Dataset items
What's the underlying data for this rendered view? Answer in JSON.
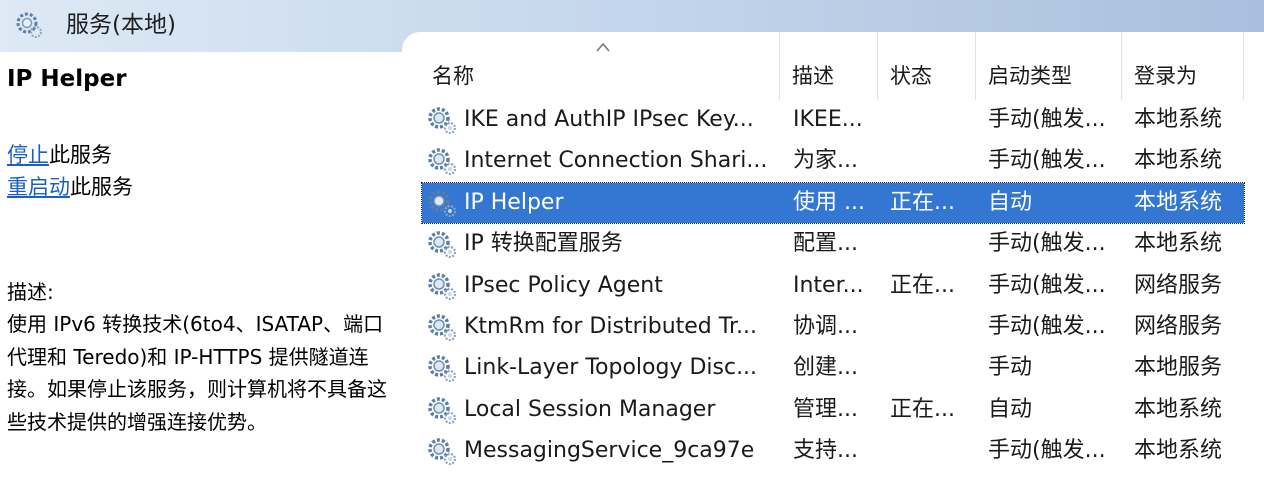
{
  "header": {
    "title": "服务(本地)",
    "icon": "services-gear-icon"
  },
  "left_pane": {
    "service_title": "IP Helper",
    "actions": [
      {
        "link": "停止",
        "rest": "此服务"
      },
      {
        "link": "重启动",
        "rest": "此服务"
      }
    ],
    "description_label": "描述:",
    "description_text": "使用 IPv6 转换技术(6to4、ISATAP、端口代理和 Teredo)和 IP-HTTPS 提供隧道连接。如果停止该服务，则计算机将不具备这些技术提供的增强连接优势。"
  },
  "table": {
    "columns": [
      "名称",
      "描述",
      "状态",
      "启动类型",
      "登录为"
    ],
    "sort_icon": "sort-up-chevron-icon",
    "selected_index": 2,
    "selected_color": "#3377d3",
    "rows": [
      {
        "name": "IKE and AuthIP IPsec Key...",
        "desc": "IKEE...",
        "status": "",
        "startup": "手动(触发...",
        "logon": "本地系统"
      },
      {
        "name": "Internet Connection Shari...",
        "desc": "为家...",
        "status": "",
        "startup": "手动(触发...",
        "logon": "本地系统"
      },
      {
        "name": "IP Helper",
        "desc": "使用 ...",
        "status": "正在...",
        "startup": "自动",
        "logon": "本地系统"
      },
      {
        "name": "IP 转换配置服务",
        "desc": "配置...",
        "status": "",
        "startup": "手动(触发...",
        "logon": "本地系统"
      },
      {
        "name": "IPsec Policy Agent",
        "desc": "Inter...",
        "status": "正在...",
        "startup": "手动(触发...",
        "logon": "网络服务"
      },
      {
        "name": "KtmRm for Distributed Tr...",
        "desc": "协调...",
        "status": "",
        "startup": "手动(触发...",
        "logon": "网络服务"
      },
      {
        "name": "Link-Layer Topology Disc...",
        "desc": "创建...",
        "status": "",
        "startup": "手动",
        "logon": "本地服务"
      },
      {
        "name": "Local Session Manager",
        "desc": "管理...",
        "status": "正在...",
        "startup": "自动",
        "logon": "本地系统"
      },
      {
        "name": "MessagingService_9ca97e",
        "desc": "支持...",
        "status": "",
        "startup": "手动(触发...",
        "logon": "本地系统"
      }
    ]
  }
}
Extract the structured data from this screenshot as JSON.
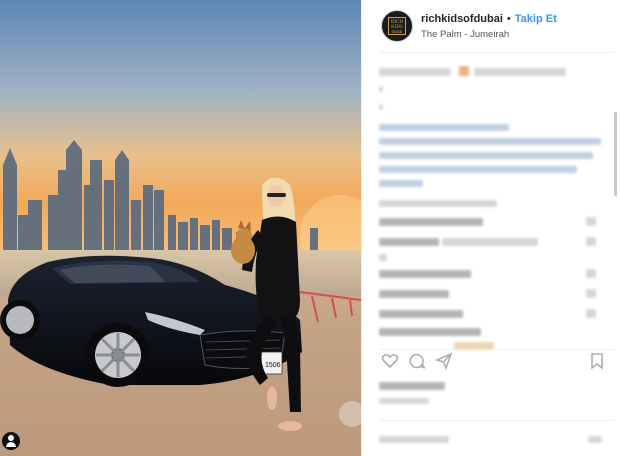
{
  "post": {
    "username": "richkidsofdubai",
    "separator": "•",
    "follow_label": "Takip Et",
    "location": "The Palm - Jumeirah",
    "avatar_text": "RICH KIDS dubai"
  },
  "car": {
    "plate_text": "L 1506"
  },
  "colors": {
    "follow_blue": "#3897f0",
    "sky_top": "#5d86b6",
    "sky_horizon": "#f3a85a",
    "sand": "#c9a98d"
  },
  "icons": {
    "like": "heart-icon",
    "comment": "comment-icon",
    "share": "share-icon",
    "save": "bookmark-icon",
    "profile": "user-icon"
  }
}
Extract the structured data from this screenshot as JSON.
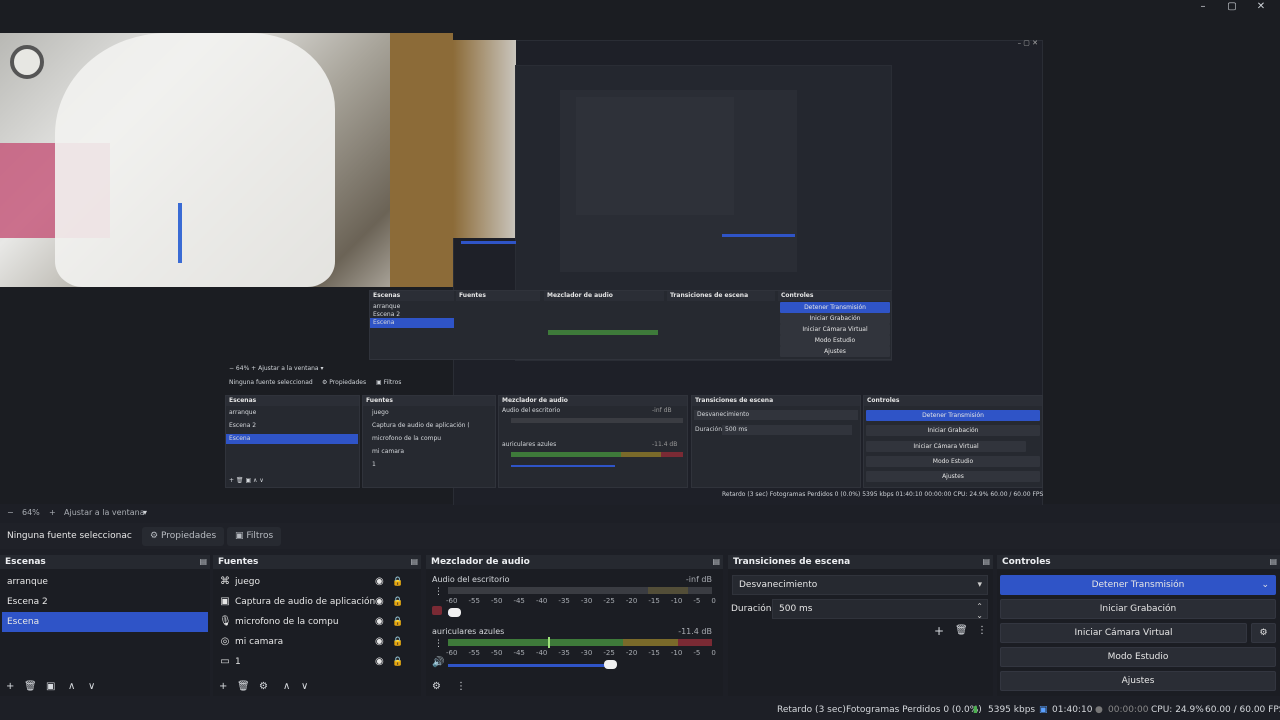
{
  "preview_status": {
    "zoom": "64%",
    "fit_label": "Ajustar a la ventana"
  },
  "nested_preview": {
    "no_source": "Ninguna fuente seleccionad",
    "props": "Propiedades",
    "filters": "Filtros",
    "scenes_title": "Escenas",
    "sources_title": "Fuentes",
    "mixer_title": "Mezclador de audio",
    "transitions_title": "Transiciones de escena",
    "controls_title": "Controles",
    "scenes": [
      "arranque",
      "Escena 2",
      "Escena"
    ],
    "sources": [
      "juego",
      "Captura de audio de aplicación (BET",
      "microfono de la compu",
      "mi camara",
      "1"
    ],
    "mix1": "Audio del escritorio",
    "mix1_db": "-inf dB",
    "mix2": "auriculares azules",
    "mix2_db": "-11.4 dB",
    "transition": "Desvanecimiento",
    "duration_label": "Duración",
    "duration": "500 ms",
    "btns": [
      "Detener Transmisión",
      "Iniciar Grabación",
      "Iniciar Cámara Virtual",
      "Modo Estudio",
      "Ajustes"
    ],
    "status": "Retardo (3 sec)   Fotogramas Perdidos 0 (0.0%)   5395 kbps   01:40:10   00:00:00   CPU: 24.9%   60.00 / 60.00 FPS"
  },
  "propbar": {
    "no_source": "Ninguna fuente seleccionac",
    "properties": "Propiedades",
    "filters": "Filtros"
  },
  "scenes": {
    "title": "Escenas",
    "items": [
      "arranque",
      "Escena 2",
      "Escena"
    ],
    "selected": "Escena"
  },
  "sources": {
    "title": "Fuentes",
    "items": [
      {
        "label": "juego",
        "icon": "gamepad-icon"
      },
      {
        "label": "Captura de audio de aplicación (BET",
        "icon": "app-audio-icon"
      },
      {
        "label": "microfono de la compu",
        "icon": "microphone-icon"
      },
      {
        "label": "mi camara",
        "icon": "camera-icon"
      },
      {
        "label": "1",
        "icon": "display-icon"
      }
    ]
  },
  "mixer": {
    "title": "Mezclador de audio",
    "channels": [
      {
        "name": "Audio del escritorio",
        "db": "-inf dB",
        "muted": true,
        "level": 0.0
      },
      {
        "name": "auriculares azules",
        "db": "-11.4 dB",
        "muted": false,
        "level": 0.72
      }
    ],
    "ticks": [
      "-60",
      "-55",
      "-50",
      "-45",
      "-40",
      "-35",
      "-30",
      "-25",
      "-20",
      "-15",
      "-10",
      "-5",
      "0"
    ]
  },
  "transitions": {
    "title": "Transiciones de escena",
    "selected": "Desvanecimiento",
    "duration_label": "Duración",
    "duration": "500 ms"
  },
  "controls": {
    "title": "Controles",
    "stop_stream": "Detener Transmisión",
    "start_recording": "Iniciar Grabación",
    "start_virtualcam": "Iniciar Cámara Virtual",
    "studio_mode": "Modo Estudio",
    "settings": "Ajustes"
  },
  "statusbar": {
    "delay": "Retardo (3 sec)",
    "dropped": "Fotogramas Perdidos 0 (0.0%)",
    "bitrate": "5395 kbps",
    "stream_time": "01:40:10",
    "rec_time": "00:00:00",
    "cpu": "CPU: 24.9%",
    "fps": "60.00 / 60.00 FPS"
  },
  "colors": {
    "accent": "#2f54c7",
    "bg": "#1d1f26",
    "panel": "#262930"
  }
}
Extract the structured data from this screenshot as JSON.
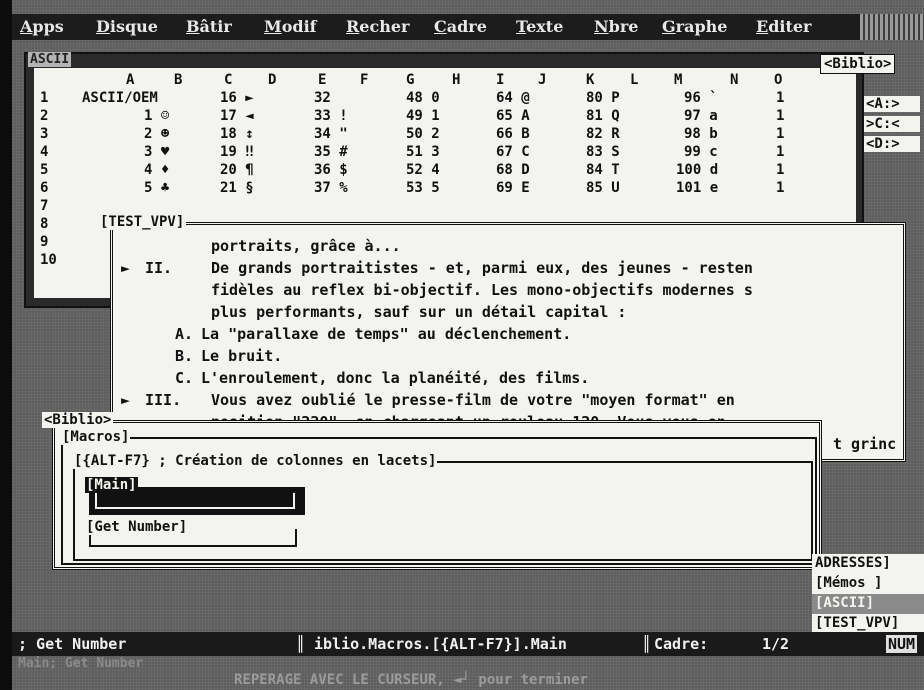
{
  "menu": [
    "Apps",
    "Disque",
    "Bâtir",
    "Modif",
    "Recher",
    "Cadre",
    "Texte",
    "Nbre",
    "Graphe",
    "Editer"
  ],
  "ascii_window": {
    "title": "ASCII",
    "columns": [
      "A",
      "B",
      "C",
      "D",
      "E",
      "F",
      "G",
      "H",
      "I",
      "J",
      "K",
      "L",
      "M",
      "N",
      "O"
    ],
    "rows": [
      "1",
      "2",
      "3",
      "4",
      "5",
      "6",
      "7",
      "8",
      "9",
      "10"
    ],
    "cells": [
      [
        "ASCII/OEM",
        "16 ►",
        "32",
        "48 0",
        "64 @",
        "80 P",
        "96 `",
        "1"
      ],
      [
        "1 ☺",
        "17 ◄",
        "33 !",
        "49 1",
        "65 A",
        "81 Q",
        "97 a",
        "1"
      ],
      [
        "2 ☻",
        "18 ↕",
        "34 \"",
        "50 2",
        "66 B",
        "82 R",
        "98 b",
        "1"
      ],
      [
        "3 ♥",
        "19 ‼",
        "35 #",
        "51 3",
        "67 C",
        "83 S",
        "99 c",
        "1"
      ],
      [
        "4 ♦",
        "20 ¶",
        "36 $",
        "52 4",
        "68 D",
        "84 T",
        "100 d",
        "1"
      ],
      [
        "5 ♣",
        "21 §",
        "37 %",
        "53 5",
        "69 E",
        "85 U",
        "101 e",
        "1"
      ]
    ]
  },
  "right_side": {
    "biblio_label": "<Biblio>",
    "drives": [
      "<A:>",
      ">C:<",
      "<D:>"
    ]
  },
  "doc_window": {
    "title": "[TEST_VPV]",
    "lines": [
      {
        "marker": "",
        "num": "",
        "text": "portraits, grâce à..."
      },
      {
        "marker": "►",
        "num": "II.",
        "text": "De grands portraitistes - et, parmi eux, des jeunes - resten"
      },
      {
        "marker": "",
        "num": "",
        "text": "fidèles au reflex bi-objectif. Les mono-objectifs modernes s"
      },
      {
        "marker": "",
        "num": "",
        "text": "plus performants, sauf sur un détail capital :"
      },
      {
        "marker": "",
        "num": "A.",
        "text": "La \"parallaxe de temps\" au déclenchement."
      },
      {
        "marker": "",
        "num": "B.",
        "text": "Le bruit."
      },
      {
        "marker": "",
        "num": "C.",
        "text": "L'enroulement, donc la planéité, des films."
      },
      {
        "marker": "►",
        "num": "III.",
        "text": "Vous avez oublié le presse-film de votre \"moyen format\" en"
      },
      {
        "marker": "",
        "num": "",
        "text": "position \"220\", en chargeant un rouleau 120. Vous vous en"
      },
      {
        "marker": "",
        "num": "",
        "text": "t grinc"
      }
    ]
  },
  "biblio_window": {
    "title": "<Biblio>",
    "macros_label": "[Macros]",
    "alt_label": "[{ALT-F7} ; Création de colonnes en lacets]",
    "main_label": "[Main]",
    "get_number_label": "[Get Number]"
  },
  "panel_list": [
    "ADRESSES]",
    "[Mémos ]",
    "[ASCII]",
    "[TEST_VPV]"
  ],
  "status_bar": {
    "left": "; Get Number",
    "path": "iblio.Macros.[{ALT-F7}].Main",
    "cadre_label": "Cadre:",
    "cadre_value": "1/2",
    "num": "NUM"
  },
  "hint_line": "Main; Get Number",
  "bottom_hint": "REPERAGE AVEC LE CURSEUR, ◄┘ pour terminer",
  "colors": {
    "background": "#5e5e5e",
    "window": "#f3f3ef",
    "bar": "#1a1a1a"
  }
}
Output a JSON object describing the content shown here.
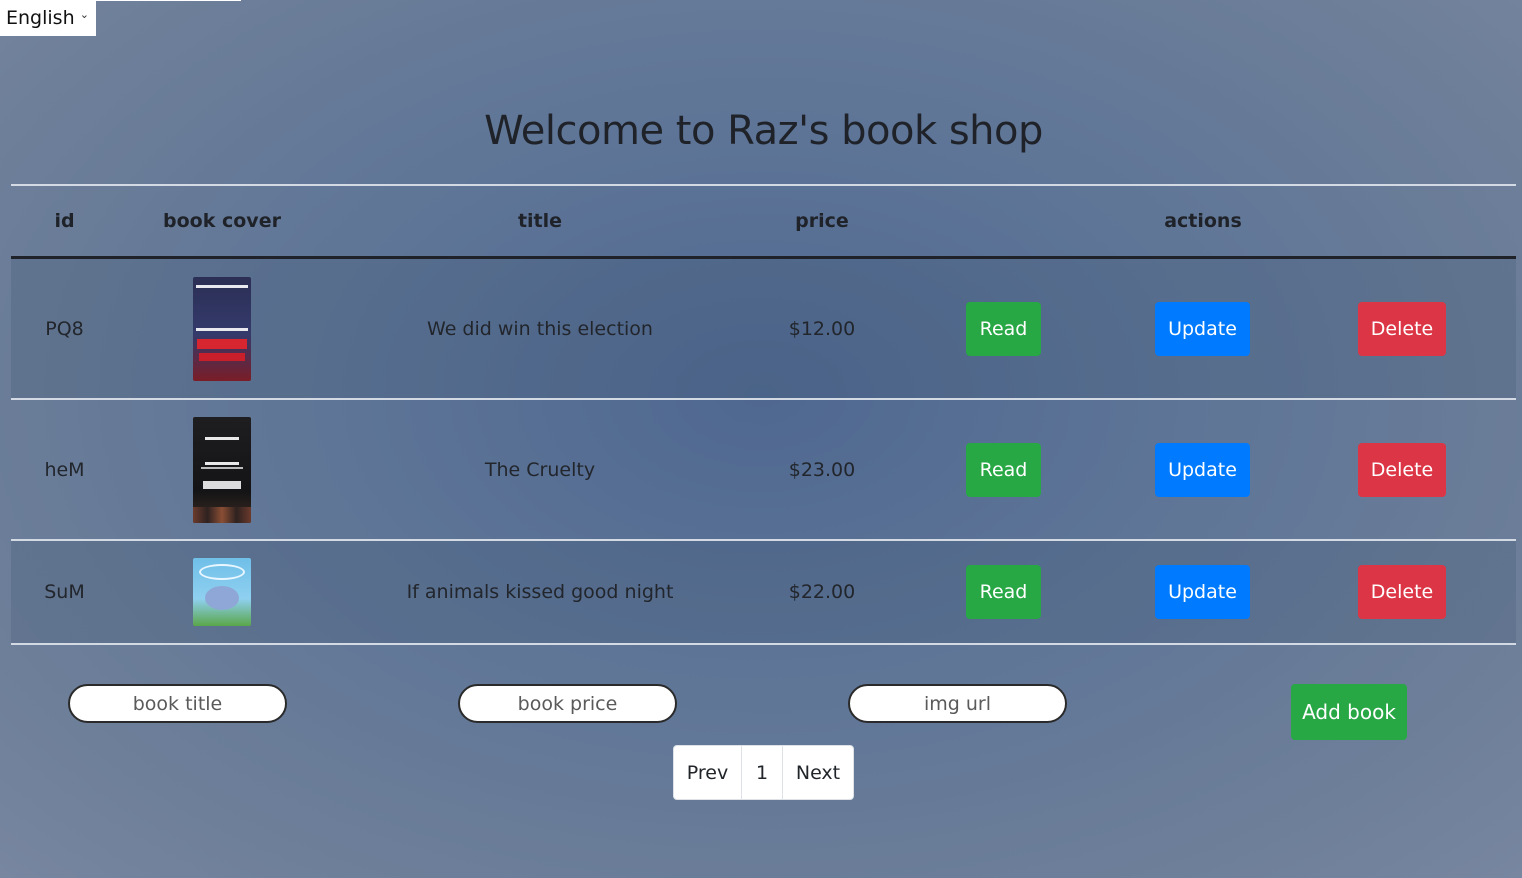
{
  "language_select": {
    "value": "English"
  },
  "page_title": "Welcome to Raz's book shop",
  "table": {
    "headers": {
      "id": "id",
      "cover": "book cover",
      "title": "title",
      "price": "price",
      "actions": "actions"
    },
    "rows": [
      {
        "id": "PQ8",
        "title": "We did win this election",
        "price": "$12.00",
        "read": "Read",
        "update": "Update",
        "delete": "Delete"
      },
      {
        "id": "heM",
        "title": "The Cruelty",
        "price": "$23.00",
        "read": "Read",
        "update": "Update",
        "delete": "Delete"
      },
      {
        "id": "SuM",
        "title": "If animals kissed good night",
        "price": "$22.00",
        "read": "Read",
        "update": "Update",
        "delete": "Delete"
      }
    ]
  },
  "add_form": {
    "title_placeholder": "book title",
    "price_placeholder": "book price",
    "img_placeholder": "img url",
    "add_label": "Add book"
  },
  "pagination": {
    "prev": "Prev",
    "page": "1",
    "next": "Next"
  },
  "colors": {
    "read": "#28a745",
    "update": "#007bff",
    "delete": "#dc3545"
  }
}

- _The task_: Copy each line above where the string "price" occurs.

- _Output of the exercise_:
      "price": "price",
        "price": "$12.00",
        "price": "$23.00",
        "price": "$22.00",
    "price_placeholder": "book price",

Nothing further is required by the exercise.